Lemn Sissay: ‘brilliant’ plans to improve child social care ignored by ministers

<span>Lemn Sissay: ‘That review and the fact it’s disappeared within the public conversation is a big deal.’</span><span>Photograph: Hollie Fernando/The Observer</span>
Lemn Sissay: ‘That review and the fact it’s disappeared within the public conversation is a big deal.’Photograph: Hollie Fernando/The Observer

The poet and broadcaster Lemn Sissay has accused ministers of ignoring “brilliant” recommendations to improve the “dysfunctional” children’s social care system in England because they are not vote winners.

Sissay, whose bestselling memoir My Name Is Why was a reflection on his own childhood in care, said the government had “cherrypicked” from the 2022 MacAlister review, despite the report putting forward costed recommendations that would save money in the longer term.

“Why commission an independent review and not act on it? That’s what happened. That review took a year – it’s the best review of children’s social care, the most thorough one in my lifetime,” Sissay said.

“That review and the fact it’s disappeared within the public conversation is a big deal, this is classic children’s services, which is we know what the solution might be, it’s not that we haven’t got the resources but we’re not going to give the resources, we’re not even going to aim for them – because it’s not a vote winner.

“We’re ignoring children in need by ignoring children in care, we’re not giving them the attention they deserve, the most vulnerable in our society. It should be the highest point on the agenda of any government.”

Among the recommendations rejected by the Department for Education were the proposed level of funding – ministers committed to £200m over two years as opposed to £2.6bn over five – as well as making care experience a protected characteristic and committing to universal standards.

Sissay spoke to the Guardian before the publication of a new book, Free Loaves on Fridays, thought to be the largest ever collection of stories from care leavers. He said the book was “raising the narrative of young people in care” and showed “the myriad lives of people who’ve come from the care system”.

“We are everywhere. We are no longer quiet, we are no longer feeling as if we shouldn’t mention children’s homes because it might spoil the party, it might make people feel awkward – people are ready to hear it and we’re ready to speak it,” he said.

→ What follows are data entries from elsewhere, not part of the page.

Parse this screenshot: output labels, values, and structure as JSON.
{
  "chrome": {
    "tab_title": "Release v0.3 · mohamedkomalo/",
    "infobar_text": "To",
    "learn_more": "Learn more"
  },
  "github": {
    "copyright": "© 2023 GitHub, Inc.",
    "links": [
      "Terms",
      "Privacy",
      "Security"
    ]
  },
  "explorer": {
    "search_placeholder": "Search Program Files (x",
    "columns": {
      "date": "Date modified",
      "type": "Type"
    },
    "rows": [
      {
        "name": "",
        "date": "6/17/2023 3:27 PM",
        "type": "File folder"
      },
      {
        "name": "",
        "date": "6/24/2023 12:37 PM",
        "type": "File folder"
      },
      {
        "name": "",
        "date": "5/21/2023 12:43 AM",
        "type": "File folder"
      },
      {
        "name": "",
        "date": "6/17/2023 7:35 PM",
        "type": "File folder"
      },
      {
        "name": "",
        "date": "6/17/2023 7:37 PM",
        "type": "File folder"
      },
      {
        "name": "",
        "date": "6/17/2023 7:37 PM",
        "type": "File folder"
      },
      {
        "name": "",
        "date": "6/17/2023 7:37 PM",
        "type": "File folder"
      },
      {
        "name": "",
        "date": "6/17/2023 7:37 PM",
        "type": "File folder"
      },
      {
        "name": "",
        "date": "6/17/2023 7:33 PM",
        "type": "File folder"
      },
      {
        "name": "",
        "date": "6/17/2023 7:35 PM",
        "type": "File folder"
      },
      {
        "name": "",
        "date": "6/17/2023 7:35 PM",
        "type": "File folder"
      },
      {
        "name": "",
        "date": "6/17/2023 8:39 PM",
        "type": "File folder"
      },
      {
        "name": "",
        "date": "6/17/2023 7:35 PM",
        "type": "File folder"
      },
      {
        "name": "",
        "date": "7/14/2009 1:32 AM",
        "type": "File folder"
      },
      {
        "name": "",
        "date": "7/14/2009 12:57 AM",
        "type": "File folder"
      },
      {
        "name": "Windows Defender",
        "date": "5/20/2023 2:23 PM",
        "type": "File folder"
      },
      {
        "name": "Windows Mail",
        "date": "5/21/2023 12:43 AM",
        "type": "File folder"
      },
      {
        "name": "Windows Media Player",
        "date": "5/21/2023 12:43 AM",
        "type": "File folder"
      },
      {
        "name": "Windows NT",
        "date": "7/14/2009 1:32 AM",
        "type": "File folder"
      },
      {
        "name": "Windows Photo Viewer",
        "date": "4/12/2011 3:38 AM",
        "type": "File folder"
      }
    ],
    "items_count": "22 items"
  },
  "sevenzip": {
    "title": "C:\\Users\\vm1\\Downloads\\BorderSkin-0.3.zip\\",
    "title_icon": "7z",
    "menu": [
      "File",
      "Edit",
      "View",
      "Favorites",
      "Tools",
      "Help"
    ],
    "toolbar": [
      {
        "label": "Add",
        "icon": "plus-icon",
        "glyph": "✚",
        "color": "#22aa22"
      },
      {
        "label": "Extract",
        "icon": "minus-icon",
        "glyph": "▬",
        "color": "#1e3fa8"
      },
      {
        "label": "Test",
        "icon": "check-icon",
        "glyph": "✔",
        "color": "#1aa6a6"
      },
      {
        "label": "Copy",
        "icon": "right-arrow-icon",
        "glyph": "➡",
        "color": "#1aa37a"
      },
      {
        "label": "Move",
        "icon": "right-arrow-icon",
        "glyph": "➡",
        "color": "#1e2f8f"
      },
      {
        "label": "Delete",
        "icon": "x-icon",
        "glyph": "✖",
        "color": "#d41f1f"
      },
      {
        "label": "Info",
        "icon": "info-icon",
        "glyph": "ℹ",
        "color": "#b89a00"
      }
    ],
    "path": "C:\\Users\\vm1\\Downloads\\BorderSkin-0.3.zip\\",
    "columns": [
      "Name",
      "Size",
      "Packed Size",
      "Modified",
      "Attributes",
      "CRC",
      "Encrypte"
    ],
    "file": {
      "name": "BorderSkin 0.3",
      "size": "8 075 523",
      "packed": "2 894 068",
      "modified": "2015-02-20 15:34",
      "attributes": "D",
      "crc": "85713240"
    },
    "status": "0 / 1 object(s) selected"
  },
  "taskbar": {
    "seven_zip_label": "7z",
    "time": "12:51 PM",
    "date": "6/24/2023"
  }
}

While he felt there had never been so much public discourse around children in care, he worried they were too often left out of conversations around child poverty, especially in the run-up to an election and amid scandals such as unregulated private children’s homes that are “happening in front of us”.

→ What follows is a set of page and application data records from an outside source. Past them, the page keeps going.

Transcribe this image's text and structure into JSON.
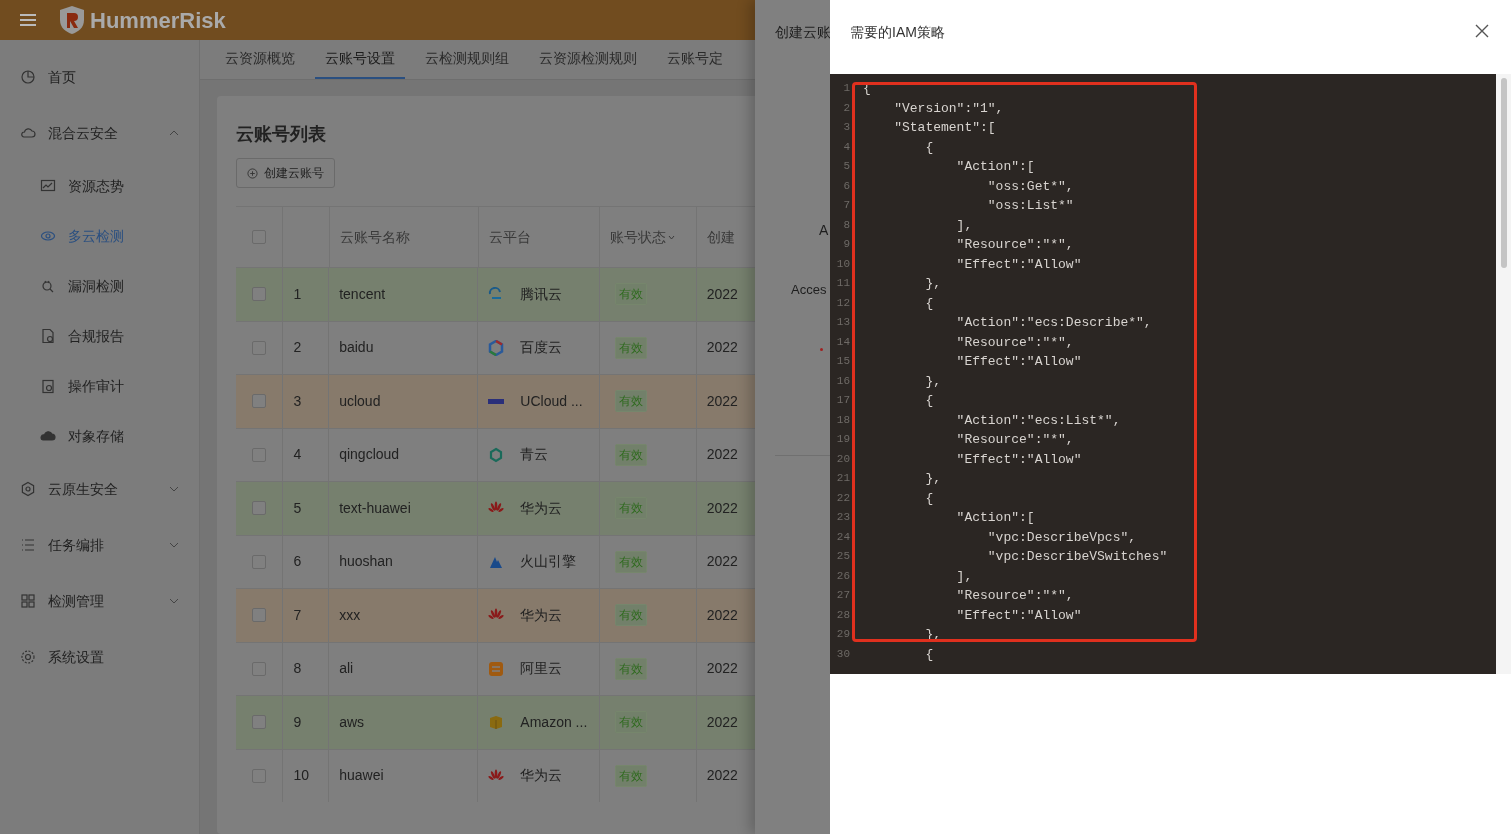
{
  "header": {
    "logo_text": "HummerRisk"
  },
  "sidebar": {
    "items": [
      {
        "label": "首页"
      },
      {
        "label": "混合云安全",
        "expanded": true,
        "children": [
          {
            "label": "资源态势",
            "selected": false
          },
          {
            "label": "多云检测",
            "selected": true
          },
          {
            "label": "漏洞检测",
            "selected": false
          },
          {
            "label": "合规报告",
            "selected": false
          },
          {
            "label": "操作审计",
            "selected": false
          },
          {
            "label": "对象存储",
            "selected": false
          }
        ]
      },
      {
        "label": "云原生安全",
        "expanded": false
      },
      {
        "label": "任务编排",
        "expanded": false
      },
      {
        "label": "检测管理",
        "expanded": false
      },
      {
        "label": "系统设置"
      }
    ]
  },
  "tabs": [
    {
      "label": "云资源概览",
      "selected": false
    },
    {
      "label": "云账号设置",
      "selected": true
    },
    {
      "label": "云检测规则组",
      "selected": false
    },
    {
      "label": "云资源检测规则",
      "selected": false
    },
    {
      "label": "云账号定",
      "selected": false
    }
  ],
  "card": {
    "title": "云账号列表",
    "create_button": "创建云账号",
    "select_all_checked": false,
    "columns": [
      "云账号名称",
      "云平台",
      "账号状态",
      "创建"
    ],
    "rows": [
      {
        "index": "1",
        "checked": false,
        "name": "tencent",
        "platform": "腾讯云",
        "kind": "tencent",
        "status": "有效",
        "created": "2022",
        "color": "#76806e"
      },
      {
        "index": "2",
        "checked": false,
        "name": "baidu",
        "platform": "百度云",
        "kind": "baidu",
        "status": "有效",
        "created": "2022"
      },
      {
        "index": "3",
        "checked": false,
        "name": "ucloud",
        "platform": "UCloud ...",
        "kind": "ucloud",
        "status": "有效",
        "created": "2022",
        "color": "#877a6b"
      },
      {
        "index": "4",
        "checked": false,
        "name": "qingcloud",
        "platform": "青云",
        "kind": "qingcloud",
        "status": "有效",
        "created": "2022"
      },
      {
        "index": "5",
        "checked": false,
        "name": "text-huawei",
        "platform": "华为云",
        "kind": "huawei",
        "status": "有效",
        "created": "2022",
        "color": "#76806e"
      },
      {
        "index": "6",
        "checked": false,
        "name": "huoshan",
        "platform": "火山引擎",
        "kind": "volcano",
        "status": "有效",
        "created": "2022"
      },
      {
        "index": "7",
        "checked": false,
        "name": "xxx",
        "platform": "华为云",
        "kind": "huawei",
        "status": "有效",
        "created": "2022",
        "color": "#877a6b"
      },
      {
        "index": "8",
        "checked": false,
        "name": "ali",
        "platform": "阿里云",
        "kind": "aliyun",
        "status": "有效",
        "created": "2022"
      },
      {
        "index": "9",
        "checked": false,
        "name": "aws",
        "platform": "Amazon ...",
        "kind": "aws",
        "status": "有效",
        "created": "2022",
        "color": "#76806e"
      },
      {
        "index": "10",
        "checked": false,
        "name": "huawei",
        "platform": "华为云",
        "kind": "huawei",
        "status": "有效",
        "created": "2022"
      }
    ]
  },
  "back_drawer": {
    "title": "创建云账",
    "label_1": "A",
    "label_2": "Acces"
  },
  "drawer": {
    "title": "需要的IAM策略",
    "code_lines": [
      {
        "number": "1",
        "text": "{"
      },
      {
        "number": "2",
        "text": "    \"Version\":\"1\","
      },
      {
        "number": "3",
        "text": "    \"Statement\":["
      },
      {
        "number": "4",
        "text": "        {"
      },
      {
        "number": "5",
        "text": "            \"Action\":["
      },
      {
        "number": "6",
        "text": "                \"oss:Get*\","
      },
      {
        "number": "7",
        "text": "                \"oss:List*\""
      },
      {
        "number": "8",
        "text": "            ],"
      },
      {
        "number": "9",
        "text": "            \"Resource\":\"*\","
      },
      {
        "number": "10",
        "text": "            \"Effect\":\"Allow\""
      },
      {
        "number": "11",
        "text": "        },"
      },
      {
        "number": "12",
        "text": "        {"
      },
      {
        "number": "13",
        "text": "            \"Action\":\"ecs:Describe*\","
      },
      {
        "number": "14",
        "text": "            \"Resource\":\"*\","
      },
      {
        "number": "15",
        "text": "            \"Effect\":\"Allow\""
      },
      {
        "number": "16",
        "text": "        },"
      },
      {
        "number": "17",
        "text": "        {"
      },
      {
        "number": "18",
        "text": "            \"Action\":\"ecs:List*\","
      },
      {
        "number": "19",
        "text": "            \"Resource\":\"*\","
      },
      {
        "number": "20",
        "text": "            \"Effect\":\"Allow\""
      },
      {
        "number": "21",
        "text": "        },"
      },
      {
        "number": "22",
        "text": "        {"
      },
      {
        "number": "23",
        "text": "            \"Action\":["
      },
      {
        "number": "24",
        "text": "                \"vpc:DescribeVpcs\","
      },
      {
        "number": "25",
        "text": "                \"vpc:DescribeVSwitches\""
      },
      {
        "number": "26",
        "text": "            ],"
      },
      {
        "number": "27",
        "text": "            \"Resource\":\"*\","
      },
      {
        "number": "28",
        "text": "            \"Effect\":\"Allow\""
      },
      {
        "number": "29",
        "text": "        },"
      },
      {
        "number": "30",
        "text": "        {"
      }
    ]
  }
}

Referencing the tendency to dismiss criticisms of the care system by asserting that some young people have positive experiences, Sissay said: “When you bring somebody into a hospital, if they leave with more broken legs than they went in, you wouldn’t say, ‘Lots of people get healed at this hospital’, you’d say, ‘Why are they more sick when they came out than when they went in’. That’s something to be angry about.

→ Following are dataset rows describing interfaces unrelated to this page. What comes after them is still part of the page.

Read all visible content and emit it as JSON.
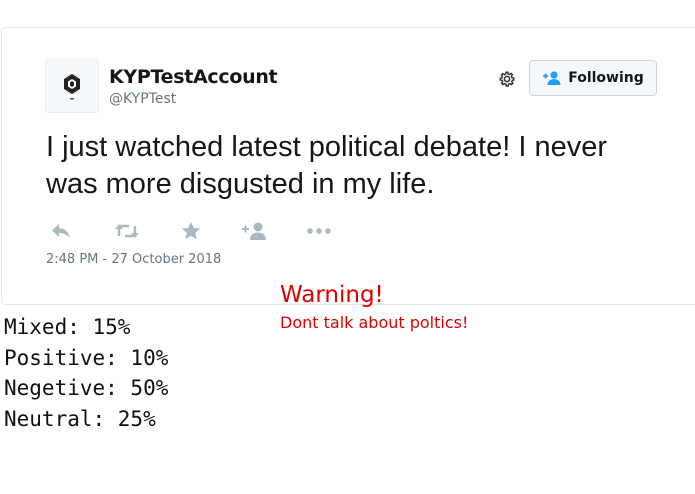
{
  "tweet": {
    "account_name": "KYPTestAccount",
    "handle": "@KYPTest",
    "follow_label": "Following",
    "text": "I just watched latest political debate! I never was more disgusted in my life.",
    "timestamp": "2:48 PM - 27 October 2018",
    "action_icons": [
      "reply-icon",
      "retweet-icon",
      "like-icon",
      "follow-person-icon",
      "more-icon"
    ]
  },
  "warning": {
    "title": "Warning!",
    "message": "Dont talk about poltics!",
    "color": "#e00000"
  },
  "sentiment": [
    {
      "label": "Mixed: 15%"
    },
    {
      "label": "Positive: 10%"
    },
    {
      "label": "Negetive: 50%"
    },
    {
      "label": "Neutral: 25%"
    }
  ],
  "colors": {
    "card_border": "#e1e8ed",
    "muted_text": "#657786",
    "accent": "#1da1f2",
    "icon_gray": "#aab8c2"
  }
}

“The care system should be so good that middle-class parents are trying to put their children into care because it’s so good and social workers have to have conferences on how to stop them doing it.”

One of the stories featured in the new book sheds light on how the care system has deteriorated in recent decades. Its author, Chantelle Billson, was moved into foster care aged three as her parents, who struggled with drug addiction, were unable to care for her. She credits the consistent and loving support from her social worker with giving her the stability she needed to find and settle into a comfortable life with an adoptive family. “It filled that void of neglect I felt a lot as a child,” she said.

Yet her former social worker Laura Bishop* said that had Billson been in care today she would have struggled to give her the same consistent support. “Things were very different 20-25 years ago,” she said.

“When I first came in there was probably a lot less paperwork than there is now – we’re very paperwork driven, which isn’t what social workers want. We were much freer in terms of the stress around process. There’s a lot more scrutiny around social workers, a lot more pressures on us and I think 20-odd years ago there was probably more money.”

* Name has been changed